Being a charity trustee in the current political and economic environment does not always feel comfortable. There are many reasons for this.
Large or small, local or national - charities are facing common problems of reduced income and, if they are charities concerned with social issues, often increased demand for their services.
In spite of the Social Value Act, public sector commissioning and procurement is increasingly favouring the large corporate sector providers and / or putting price before quality, let alone 'social impact'. When they are let, contracts are all too often prescriptive and reduce the sector's ability to innovate and to be responsive.
Local infrastructure bodies and their developmental capacity are being squeezed, and too many have had to close or very seriously curtail their activities and offer to the local sector. Indeed, many local authorities and their public sector partners have heavy-handedly dismantled the partnership architecture that was supposed to provide an opportunity for the sector to have a local voice with the public sector.
National and sometimes local politicians are challenging the right of charities to campaign and to speak up for their beneficiaries and communities. This is particularly the case when charities are in receipt of public money.
What bitter irony then that we are continuously being told by these same politicians and local leaders that they wish to see, promote and support a strong civil society underpinned by effective independent charities.
Consequently when sitting around a board table or in smaller charities undertaking voluntary work for the charity, many trustees could be forgiven for wondering why they are still there doing what they are doing.
There is a whole series of articles to be written about the role and the motivation of charity trustees, and this is not the place for such a dissertation. However, I do believe that it is essential that faced with their various contemporary challenges and the resultant difficult decisions, charity trustees should dig deep into their souls and focus on the charity's mission and uphold its values.
In practice this means putting the mission before the organisation and self-interest of either trustees or staff. Now this is not a call for charities to abandon their duty of care and responsibilities to be exemplar employers - far from it. It does mean, however, being prepared when necessary to take tough decisions including potentially merging the charity with another one, collaborating with the business sector, downsizing the operation, closing services and/or adopting unpopular positions on public policy issues. It means being prepared to challenge orthodoxy and vested interests, ask the question 'why', and being willing to experiment and take calculated risks.
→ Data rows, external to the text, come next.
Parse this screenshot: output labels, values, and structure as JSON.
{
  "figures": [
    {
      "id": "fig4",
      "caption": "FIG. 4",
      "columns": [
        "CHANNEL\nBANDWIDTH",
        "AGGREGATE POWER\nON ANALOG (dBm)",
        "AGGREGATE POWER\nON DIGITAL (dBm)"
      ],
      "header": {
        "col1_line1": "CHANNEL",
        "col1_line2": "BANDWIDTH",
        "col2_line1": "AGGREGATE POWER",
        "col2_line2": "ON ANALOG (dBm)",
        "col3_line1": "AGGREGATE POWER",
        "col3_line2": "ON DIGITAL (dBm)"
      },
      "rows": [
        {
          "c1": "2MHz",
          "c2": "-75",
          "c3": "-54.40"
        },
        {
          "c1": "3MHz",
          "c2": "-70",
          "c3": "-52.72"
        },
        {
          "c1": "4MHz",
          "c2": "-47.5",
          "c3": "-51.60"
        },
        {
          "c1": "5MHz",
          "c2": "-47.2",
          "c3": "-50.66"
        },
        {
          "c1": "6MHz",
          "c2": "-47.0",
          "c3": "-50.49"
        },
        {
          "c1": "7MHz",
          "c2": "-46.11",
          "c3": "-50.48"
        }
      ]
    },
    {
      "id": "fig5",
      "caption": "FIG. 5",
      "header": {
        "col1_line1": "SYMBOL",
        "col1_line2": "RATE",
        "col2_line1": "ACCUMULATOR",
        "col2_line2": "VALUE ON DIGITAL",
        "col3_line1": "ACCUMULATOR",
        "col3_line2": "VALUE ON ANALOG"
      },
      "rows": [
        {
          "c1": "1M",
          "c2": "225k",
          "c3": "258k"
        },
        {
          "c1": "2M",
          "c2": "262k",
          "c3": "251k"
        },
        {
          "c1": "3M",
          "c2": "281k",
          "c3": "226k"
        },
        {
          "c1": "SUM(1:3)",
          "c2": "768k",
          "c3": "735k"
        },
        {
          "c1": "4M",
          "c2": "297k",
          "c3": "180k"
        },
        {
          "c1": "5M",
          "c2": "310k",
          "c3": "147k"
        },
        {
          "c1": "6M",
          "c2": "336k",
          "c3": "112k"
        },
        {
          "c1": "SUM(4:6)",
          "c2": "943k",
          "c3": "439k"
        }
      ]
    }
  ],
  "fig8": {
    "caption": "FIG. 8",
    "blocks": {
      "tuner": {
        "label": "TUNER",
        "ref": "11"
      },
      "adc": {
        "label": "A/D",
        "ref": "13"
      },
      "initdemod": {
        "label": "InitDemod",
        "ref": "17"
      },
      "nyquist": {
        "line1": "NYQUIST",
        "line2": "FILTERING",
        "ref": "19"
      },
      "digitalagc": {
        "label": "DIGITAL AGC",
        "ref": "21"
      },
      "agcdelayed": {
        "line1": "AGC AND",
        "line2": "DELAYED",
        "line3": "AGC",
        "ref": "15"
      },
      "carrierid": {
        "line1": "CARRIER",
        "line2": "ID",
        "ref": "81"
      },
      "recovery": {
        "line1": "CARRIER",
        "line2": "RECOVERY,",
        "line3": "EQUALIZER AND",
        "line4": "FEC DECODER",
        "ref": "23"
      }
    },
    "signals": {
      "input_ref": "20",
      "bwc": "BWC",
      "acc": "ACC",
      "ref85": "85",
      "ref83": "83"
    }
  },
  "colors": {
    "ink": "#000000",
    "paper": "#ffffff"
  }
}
And above all, it requires trustees to understand their organisation's structures, finances, asset base and most importantly both the views of service users and beneficiaries, and the real 'impact' that the charity does (or does not) make.
Every pound spent should be accounted for in terms of its impact and contribution to the charity's mission. This enables trustees and their senior leadership teams to make rational choices, and to be properly accountable.
Anecdotally, far too often I hear about charities where the trustees and their thinking seems either fossilised by fear, lack of imagination or by a desire to maintain an unsustainable management structure, office accommodation or a service that no longer makes a positive impact. Such approaches are probably contrary to the legal duties of a charity trustee and board, and they are certainly out-with the values and behaviours that should be expected.
Trustees have to be ready to take advice and not always from within the sector or from those in the trustee's normal comfort zone. It means being ready to challenge senior staff, and to involve all staff, and wherever possible service users in the debate about future options.
Fundamentally, it requires bold and effective leadership from trustees, especially from the chairs of charity boards. And for trustees to follow through and demonstrate this leadership, both strategically and through their behaviours.
I predict that the next few years will be both very challenging and uncomfortable, and simultaneously very exciting and reinvigorating for many charity boards and their trustees.
Many of the country's oldest charities were established to fight social injustice in some of the cruellest social, economic and political conditions. The same spirit of mission and the same values that inspired and drove the founders of such charities must be seen, heard, practiced and honoured across this country's diverse and vital charity sector.